ASSIGNMENT
Word for word, restate the lines from the one containing "Read all visible content and emit it as JSON." through the last line of the material, and include no pictures.

DATA FOR THIS EXERCISE
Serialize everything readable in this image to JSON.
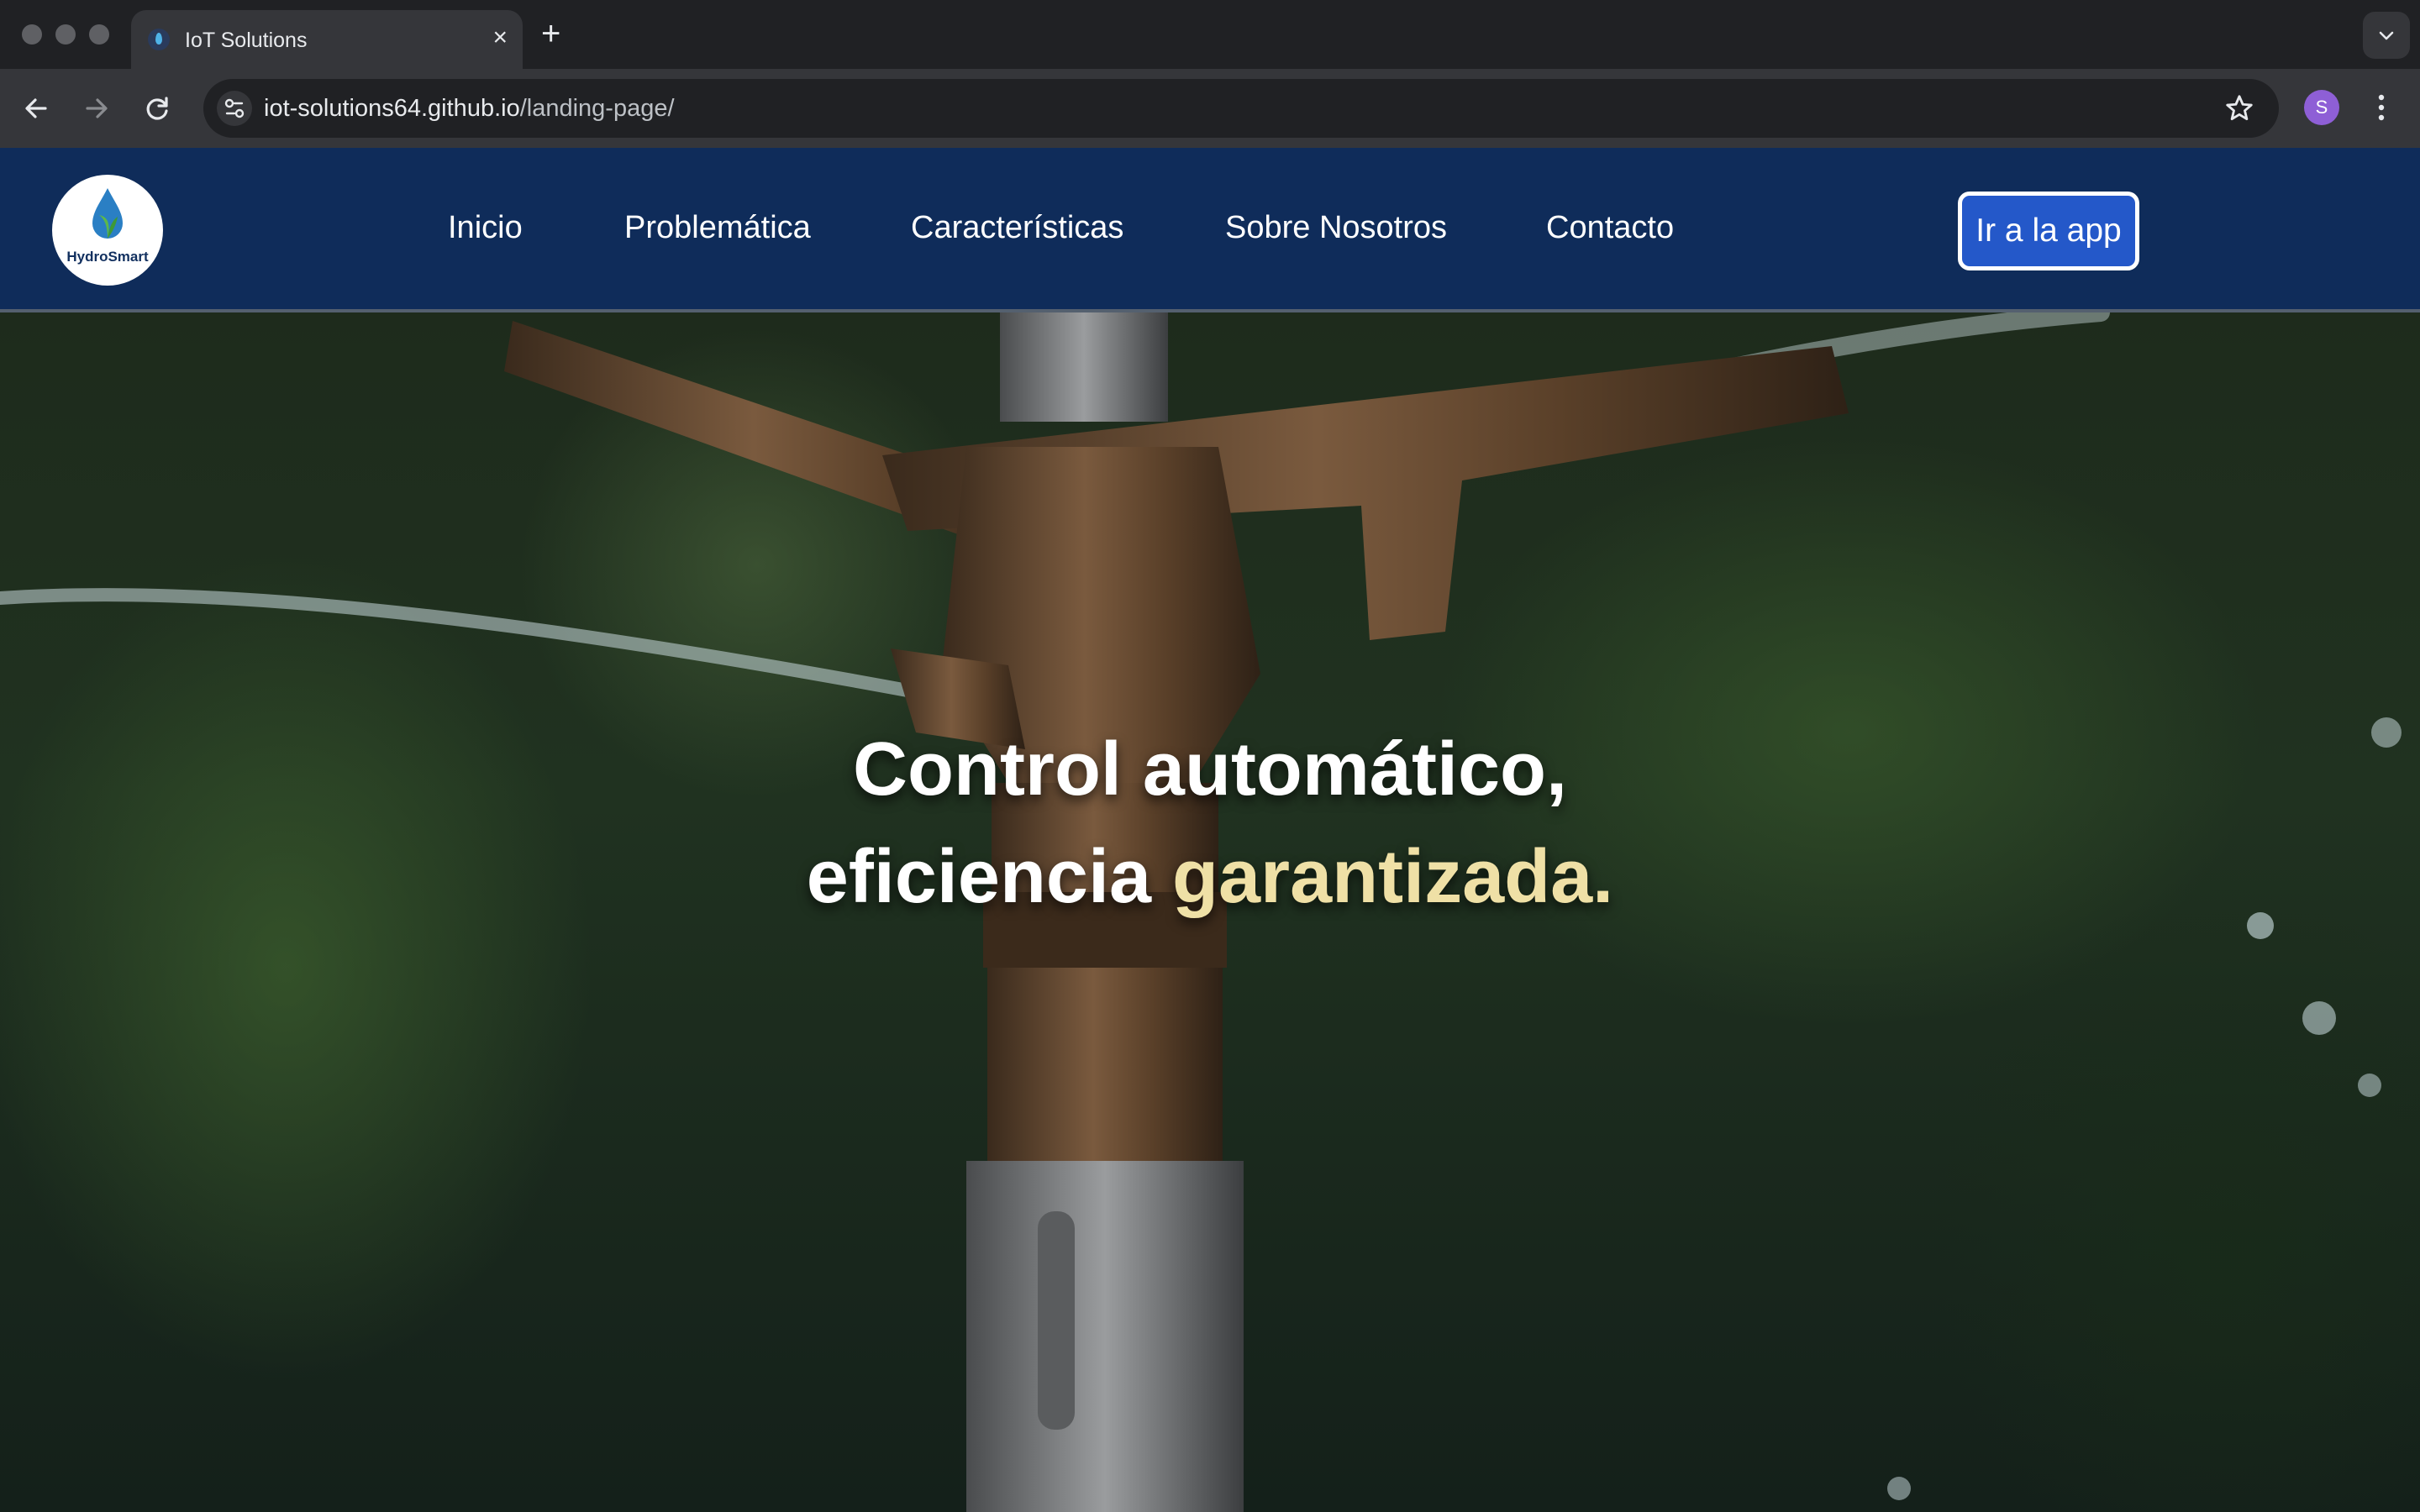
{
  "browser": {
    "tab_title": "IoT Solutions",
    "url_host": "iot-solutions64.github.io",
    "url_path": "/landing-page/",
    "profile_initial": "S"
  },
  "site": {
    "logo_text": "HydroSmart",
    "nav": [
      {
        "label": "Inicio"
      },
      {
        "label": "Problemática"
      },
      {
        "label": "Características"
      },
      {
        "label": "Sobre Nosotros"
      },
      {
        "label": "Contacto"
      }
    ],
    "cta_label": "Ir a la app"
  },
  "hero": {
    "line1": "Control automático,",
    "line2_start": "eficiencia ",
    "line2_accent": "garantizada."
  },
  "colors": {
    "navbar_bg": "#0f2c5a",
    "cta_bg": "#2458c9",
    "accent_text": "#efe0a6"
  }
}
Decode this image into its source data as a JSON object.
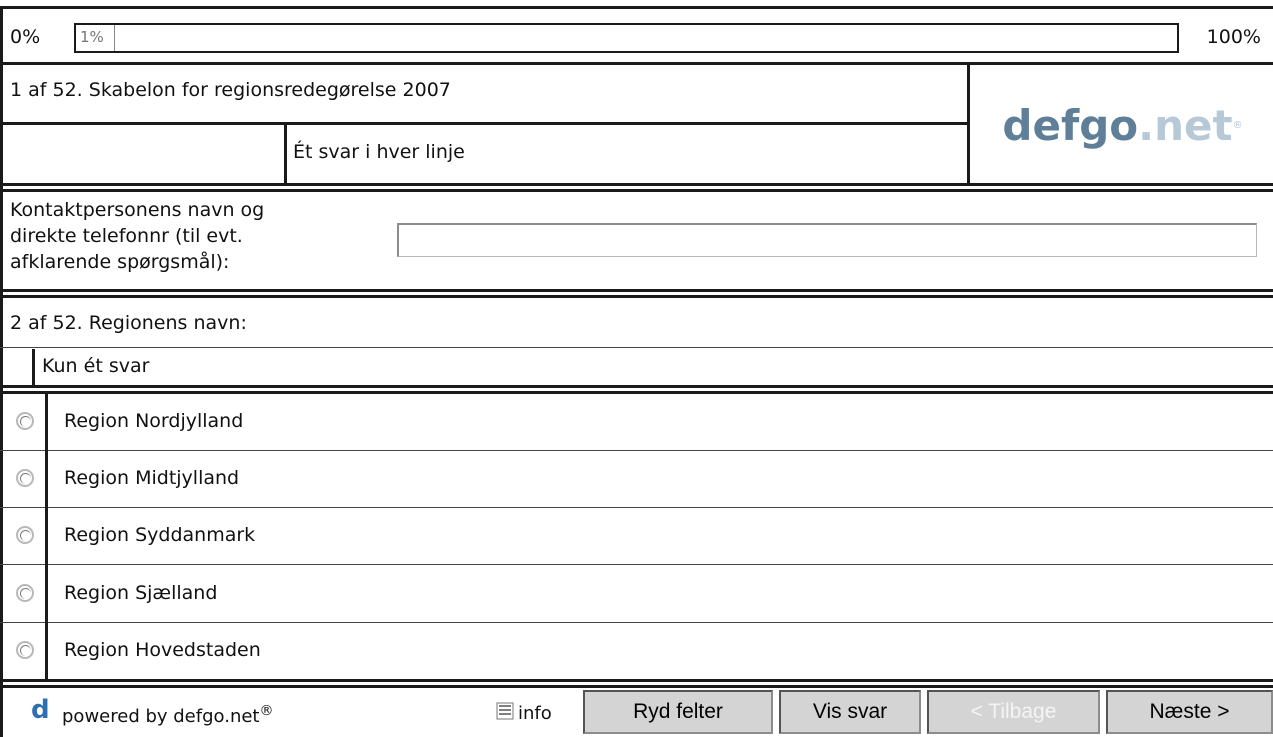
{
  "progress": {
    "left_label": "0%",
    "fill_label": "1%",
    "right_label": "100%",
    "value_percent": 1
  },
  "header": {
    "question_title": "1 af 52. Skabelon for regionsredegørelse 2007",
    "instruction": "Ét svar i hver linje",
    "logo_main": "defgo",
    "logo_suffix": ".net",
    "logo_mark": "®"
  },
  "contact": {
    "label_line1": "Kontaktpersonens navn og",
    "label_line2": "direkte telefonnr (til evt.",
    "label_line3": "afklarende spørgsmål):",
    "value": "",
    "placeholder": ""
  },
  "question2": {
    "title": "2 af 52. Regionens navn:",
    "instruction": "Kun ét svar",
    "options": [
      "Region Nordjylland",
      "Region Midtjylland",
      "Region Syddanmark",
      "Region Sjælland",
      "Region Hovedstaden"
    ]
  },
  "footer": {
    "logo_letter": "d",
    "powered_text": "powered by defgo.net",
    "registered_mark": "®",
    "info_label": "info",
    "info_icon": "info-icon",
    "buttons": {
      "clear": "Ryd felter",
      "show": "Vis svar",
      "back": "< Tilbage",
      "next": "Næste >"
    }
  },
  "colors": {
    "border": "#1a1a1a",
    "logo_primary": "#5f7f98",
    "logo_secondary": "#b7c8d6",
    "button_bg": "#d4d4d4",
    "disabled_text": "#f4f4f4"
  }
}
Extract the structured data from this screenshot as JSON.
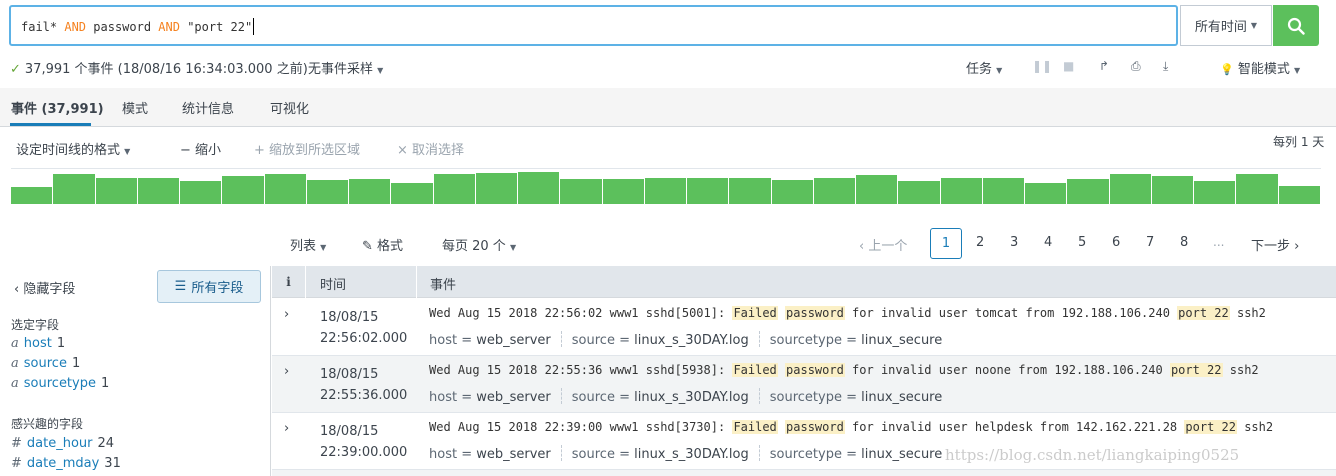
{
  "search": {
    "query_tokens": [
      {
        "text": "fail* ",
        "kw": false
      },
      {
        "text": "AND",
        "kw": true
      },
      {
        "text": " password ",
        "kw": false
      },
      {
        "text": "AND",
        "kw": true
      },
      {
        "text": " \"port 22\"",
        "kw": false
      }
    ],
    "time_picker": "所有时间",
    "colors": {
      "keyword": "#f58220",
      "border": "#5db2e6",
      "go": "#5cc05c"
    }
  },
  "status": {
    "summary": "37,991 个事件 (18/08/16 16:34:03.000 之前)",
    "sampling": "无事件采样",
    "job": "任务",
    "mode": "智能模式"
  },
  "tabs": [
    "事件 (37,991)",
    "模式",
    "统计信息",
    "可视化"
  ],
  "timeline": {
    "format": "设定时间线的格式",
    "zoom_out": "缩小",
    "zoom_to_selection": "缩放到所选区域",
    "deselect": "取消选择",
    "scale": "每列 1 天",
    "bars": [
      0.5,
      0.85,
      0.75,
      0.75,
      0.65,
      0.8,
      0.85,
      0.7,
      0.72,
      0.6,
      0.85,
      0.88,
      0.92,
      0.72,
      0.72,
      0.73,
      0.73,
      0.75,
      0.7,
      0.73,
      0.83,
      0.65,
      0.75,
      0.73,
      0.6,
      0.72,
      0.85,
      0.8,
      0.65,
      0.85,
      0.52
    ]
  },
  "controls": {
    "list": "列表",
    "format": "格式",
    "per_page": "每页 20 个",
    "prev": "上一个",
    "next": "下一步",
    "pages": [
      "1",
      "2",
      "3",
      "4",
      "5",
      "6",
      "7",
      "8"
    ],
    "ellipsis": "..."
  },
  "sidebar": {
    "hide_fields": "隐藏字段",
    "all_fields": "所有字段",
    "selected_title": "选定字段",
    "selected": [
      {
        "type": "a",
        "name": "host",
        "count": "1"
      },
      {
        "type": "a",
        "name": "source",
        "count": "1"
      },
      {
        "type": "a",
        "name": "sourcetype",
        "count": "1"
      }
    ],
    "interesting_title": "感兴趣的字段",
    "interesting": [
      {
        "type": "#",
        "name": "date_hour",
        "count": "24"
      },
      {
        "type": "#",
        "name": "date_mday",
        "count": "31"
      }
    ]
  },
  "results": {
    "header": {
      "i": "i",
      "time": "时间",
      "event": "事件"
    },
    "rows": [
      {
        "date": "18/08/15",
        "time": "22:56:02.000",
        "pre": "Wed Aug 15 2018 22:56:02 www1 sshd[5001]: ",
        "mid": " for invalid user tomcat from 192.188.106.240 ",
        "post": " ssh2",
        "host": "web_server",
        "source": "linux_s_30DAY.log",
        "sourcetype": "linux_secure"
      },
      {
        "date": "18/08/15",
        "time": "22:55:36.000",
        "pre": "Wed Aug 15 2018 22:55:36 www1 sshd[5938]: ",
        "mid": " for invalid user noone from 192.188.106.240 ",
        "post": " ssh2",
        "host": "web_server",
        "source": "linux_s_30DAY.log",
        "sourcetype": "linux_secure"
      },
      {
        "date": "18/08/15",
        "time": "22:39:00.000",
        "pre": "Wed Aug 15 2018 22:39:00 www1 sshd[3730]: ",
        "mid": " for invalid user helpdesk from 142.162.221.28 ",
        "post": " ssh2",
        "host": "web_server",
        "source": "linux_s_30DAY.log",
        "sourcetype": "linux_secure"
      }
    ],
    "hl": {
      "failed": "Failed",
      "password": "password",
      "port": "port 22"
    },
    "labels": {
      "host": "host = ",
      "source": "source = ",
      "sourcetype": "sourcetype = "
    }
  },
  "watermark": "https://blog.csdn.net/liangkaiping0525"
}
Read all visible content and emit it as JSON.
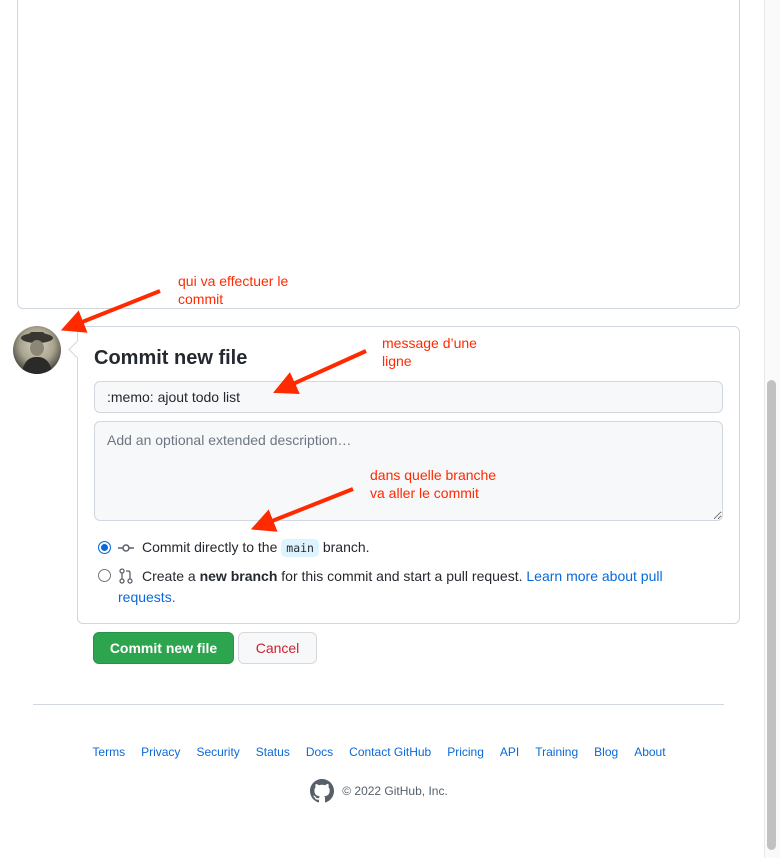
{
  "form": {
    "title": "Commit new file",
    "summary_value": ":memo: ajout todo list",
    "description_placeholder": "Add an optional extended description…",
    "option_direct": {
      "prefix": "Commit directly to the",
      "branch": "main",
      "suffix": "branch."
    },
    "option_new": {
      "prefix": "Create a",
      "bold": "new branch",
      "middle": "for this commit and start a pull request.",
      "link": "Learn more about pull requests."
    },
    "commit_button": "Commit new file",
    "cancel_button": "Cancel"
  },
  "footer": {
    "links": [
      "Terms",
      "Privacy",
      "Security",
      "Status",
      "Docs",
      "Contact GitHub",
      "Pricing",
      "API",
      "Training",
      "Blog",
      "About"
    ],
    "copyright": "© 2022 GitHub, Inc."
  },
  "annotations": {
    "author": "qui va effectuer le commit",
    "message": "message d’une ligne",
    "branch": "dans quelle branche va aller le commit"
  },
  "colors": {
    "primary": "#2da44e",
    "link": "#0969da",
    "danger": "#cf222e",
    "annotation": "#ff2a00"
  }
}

SOLUTION TO THE EXERCISE
Read all visible content and emit it as JSON.
{
  "form": {
    "title": "Commit new file",
    "summary_value": ":memo: ajout todo list",
    "description_placeholder": "Add an optional extended description…",
    "option_direct": {
      "prefix": "Commit directly to the",
      "branch": "main",
      "suffix": "branch."
    },
    "option_new": {
      "prefix": "Create a",
      "bold": "new branch",
      "middle": "for this commit and start a pull request.",
      "link": "Learn more about pull requests."
    },
    "commit_button": "Commit new file",
    "cancel_button": "Cancel"
  },
  "footer": {
    "links": [
      "Terms",
      "Privacy",
      "Security",
      "Status",
      "Docs",
      "Contact GitHub",
      "Pricing",
      "API",
      "Training",
      "Blog",
      "About"
    ],
    "copyright": "© 2022 GitHub, Inc."
  },
  "annotations": {
    "author": "qui va effectuer le commit",
    "message": "message d’une ligne",
    "branch": "dans quelle branche va aller le commit"
  },
  "colors": {
    "primary": "#2da44e",
    "link": "#0969da",
    "danger": "#cf222e",
    "annotation": "#ff2a00"
  }
}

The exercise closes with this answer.